Old Albert had lived a hard life, being born into a very poor family in the North East. He had moved to the area in search of work and a better future for his large family of six. He had worked in iron foundries, steel works, coal mines and all the jobs were hard graft for little pay. During the Great War he had been a stoker in the Royal Navy and had seen action under Jellicoe at the Battle of Jutland. He was really a bit of a rough diamond, which was understandable to some extent, working hard and drinking hard. A good portion of his wages would go on horses, baccy and booze.

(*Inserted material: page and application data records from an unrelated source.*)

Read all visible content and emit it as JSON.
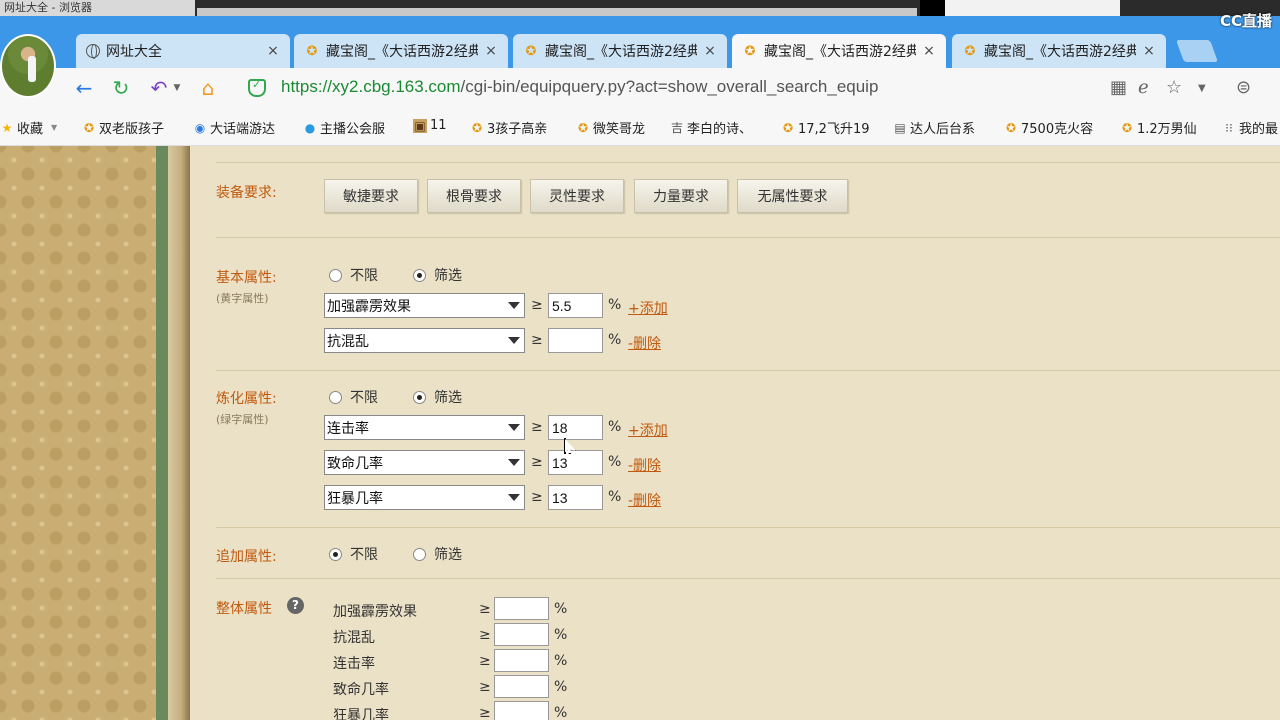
{
  "os": {
    "left_title": "网址大全 - 浏览器",
    "cc_logo": "CC直播"
  },
  "tabs": [
    {
      "label": "网址大全",
      "icon": "globe-icon",
      "close": "×"
    },
    {
      "label": "藏宝阁_《大话西游2经典",
      "icon": "treasure-icon",
      "close": "×"
    },
    {
      "label": "藏宝阁_《大话西游2经典",
      "icon": "treasure-icon",
      "close": "×"
    },
    {
      "label": "藏宝阁_《大话西游2经典",
      "icon": "treasure-icon",
      "close": "×",
      "active": true
    },
    {
      "label": "藏宝阁_《大话西游2经典",
      "icon": "treasure-icon",
      "close": "×"
    }
  ],
  "address": {
    "scheme": "https://",
    "host": "xy2.cbg.163.com",
    "path": "/cgi-bin/equipquery.py?act=show_overall_search_equip"
  },
  "bookmarks": [
    {
      "label": "收藏",
      "icon": "star-icon"
    },
    {
      "label": "双老版孩子",
      "icon": "treasure-icon"
    },
    {
      "label": "大话端游达",
      "icon": "game-icon"
    },
    {
      "label": "主播公会服",
      "icon": "user-icon"
    },
    {
      "label": "11",
      "icon": "image-icon"
    },
    {
      "label": "3孩子高亲",
      "icon": "treasure-icon"
    },
    {
      "label": "微笑哥龙",
      "icon": "treasure-icon"
    },
    {
      "label": "李白的诗、",
      "icon": "tree-icon"
    },
    {
      "label": "17,2飞升19",
      "icon": "treasure-icon"
    },
    {
      "label": "达人后台系",
      "icon": "document-icon"
    },
    {
      "label": "7500克火容",
      "icon": "treasure-icon"
    },
    {
      "label": "1.2万男仙",
      "icon": "treasure-icon"
    },
    {
      "label": "我的最",
      "icon": "apps-icon"
    }
  ],
  "equip_req": {
    "label": "装备要求:",
    "buttons": [
      "敏捷要求",
      "根骨要求",
      "灵性要求",
      "力量要求",
      "无属性要求"
    ]
  },
  "basic": {
    "label": "基本属性:",
    "sub": "(黄字属性)",
    "radio_unlimited": "不限",
    "radio_filter": "筛选",
    "rows": [
      {
        "select": "加强霹雳效果",
        "value": "5.5",
        "link": "+添加"
      },
      {
        "select": "抗混乱",
        "value": "",
        "link": "-删除"
      }
    ]
  },
  "refine": {
    "label": "炼化属性:",
    "sub": "(绿字属性)",
    "radio_unlimited": "不限",
    "radio_filter": "筛选",
    "rows": [
      {
        "select": "连击率",
        "value": "18",
        "link": "+添加"
      },
      {
        "select": "致命几率",
        "value": "13",
        "link": "-删除"
      },
      {
        "select": "狂暴几率",
        "value": "13",
        "link": "-删除"
      }
    ]
  },
  "extra": {
    "label": "追加属性:",
    "radio_unlimited": "不限",
    "radio_filter": "筛选"
  },
  "overall": {
    "label": "整体属性",
    "help": "?",
    "rows": [
      "加强霹雳效果",
      "抗混乱",
      "连击率",
      "致命几率",
      "狂暴几率"
    ]
  },
  "symbols": {
    "ge": "≥",
    "pct": "%"
  }
}
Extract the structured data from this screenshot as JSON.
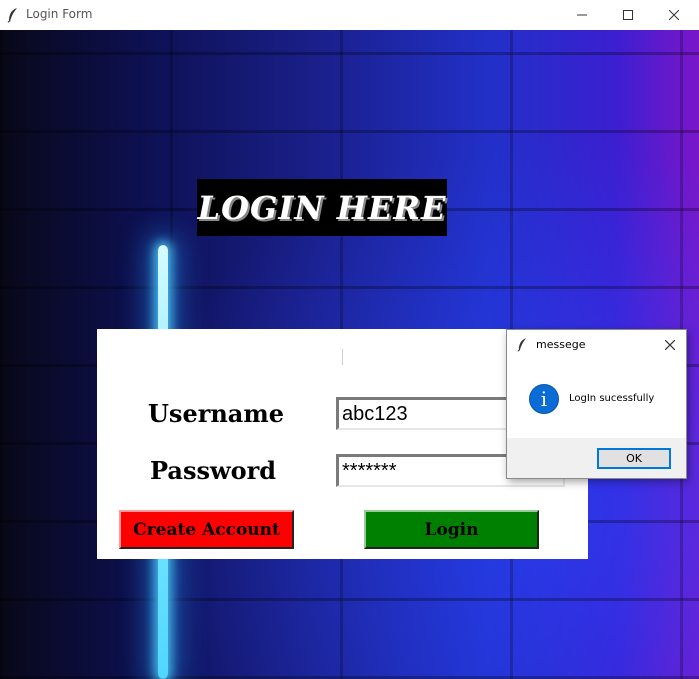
{
  "window": {
    "title": "Login Form",
    "controls": [
      "minimize-icon",
      "maximize-icon",
      "close-icon"
    ]
  },
  "form": {
    "heading": "LOGIN HERE",
    "username_label": "Username",
    "username_value": "abc123",
    "password_label": "Password",
    "password_value": "*******",
    "create_account_label": "Create Account",
    "login_label": "Login"
  },
  "dialog": {
    "title": "messege",
    "message": "LogIn sucessfully",
    "ok_label": "OK",
    "icon": "info-icon"
  },
  "colors": {
    "create_button": "#ff0000",
    "login_button": "#008000",
    "info_icon": "#0b6cd6"
  }
}
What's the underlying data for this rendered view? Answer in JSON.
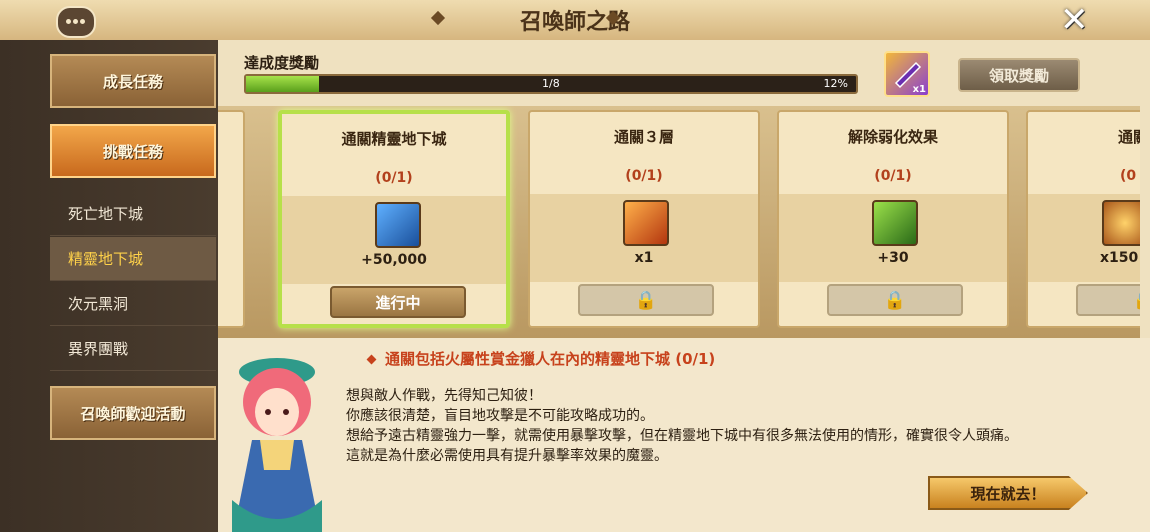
{
  "title": "召喚師之路",
  "sidebar": {
    "tabs": [
      {
        "label": "成長任務"
      },
      {
        "label": "挑戰任務"
      },
      {
        "label": "召喚師歡迎活動"
      }
    ],
    "subs": [
      {
        "label": "死亡地下城"
      },
      {
        "label": "精靈地下城"
      },
      {
        "label": "次元黑洞"
      },
      {
        "label": "異界團戰"
      }
    ]
  },
  "achievement": {
    "label": "達成度獎勵",
    "progress_text": "1/8",
    "percent_text": "12%",
    "percent": 12,
    "reward_qty": "x1",
    "claim_label": "領取獎勵"
  },
  "cards": [
    {
      "title": "通關精靈地下城",
      "progress": "(0/1)",
      "amount": "+50,000",
      "button": "進行中",
      "icon": "crystal-icon",
      "color": "#2c6fd1"
    },
    {
      "title": "通關３層",
      "progress": "(0/1)",
      "amount": "x1",
      "button": "lock",
      "icon": "scroll-icon",
      "color": "#d35a1a"
    },
    {
      "title": "解除弱化效果",
      "progress": "(0/1)",
      "amount": "+30",
      "button": "lock",
      "icon": "energy-icon",
      "color": "#3f9a2a"
    },
    {
      "title": "通關",
      "progress": "(0",
      "amount": "x150",
      "button": "lock",
      "icon": "rune-icon",
      "color": "#c9821f"
    }
  ],
  "quest": {
    "line": "通關包括火屬性賞金獵人在內的精靈地下城 (0/1)",
    "text1": "想與敵人作戰，先得知己知彼！",
    "text2": "你應該很清楚，盲目地攻擊是不可能攻略成功的。",
    "text3": "想給予遠古精靈強力一擊，就需使用暴擊攻擊，但在精靈地下城中有很多無法使用的情形，確實很令人頭痛。",
    "text4": "這就是為什麼必需使用具有提升暴擊率效果的魔靈。",
    "go_label": "現在就去！"
  }
}
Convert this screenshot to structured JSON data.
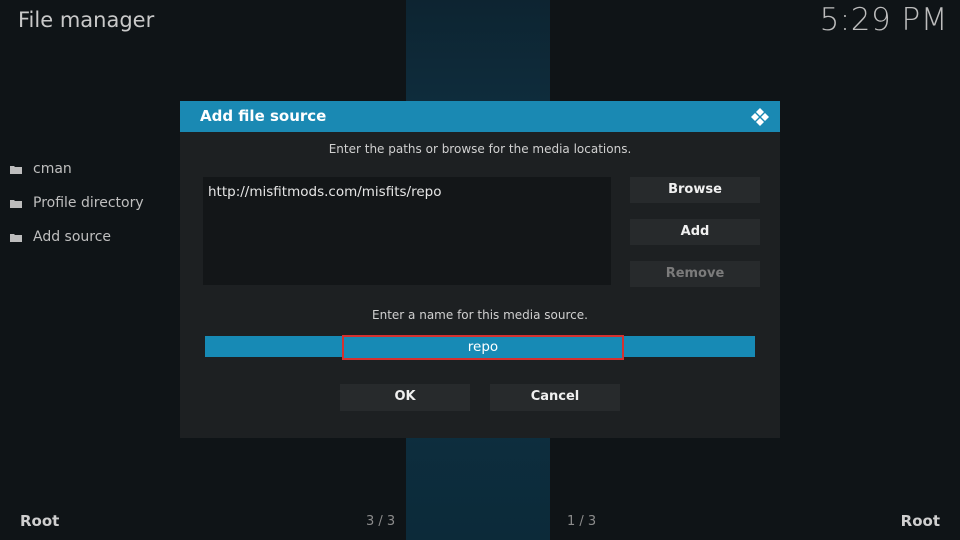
{
  "header": {
    "title": "File manager",
    "clock": "5:29 PM"
  },
  "sidebar": {
    "items": [
      {
        "label": "cman",
        "icon": "folder-icon"
      },
      {
        "label": "Profile directory",
        "icon": "folder-icon"
      },
      {
        "label": "Add source",
        "icon": "folder-icon"
      }
    ]
  },
  "footer": {
    "left": "Root",
    "left_count": "3 / 3",
    "right_count": "1 / 3",
    "right": "Root"
  },
  "dialog": {
    "title": "Add file source",
    "icon": "kodi-logo-icon",
    "paths_hint": "Enter the paths or browse for the media locations.",
    "paths": [
      "http://misfitmods.com/misfits/repo"
    ],
    "buttons": {
      "browse": "Browse",
      "add": "Add",
      "remove": "Remove"
    },
    "name_hint": "Enter a name for this media source.",
    "name_value": "repo",
    "ok": "OK",
    "cancel": "Cancel"
  },
  "colors": {
    "accent": "#1a89b3",
    "highlight_border": "#d5312f",
    "dialog_bg": "#1d2022"
  }
}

He could get nasty after a skin-full of ale and was an embarrassment to anyone in his company at the time. When there was a bit of a sing song, Albert fancied himself as a great soloist. In reality he was terrible, especially when drunk. When he got up to do his turn it was a sign for a mass exodus to the toilet! It could be very funny though to see him stumble drunkenly through a song. He once sat down beside me after one of his performances and asked what I though of it. “Well, Albert,” I said, “I thought that the first song you sang was better then the second one”.
“Second? Bloody second! What bloody second? I only sang ‘O Sole Mio’!”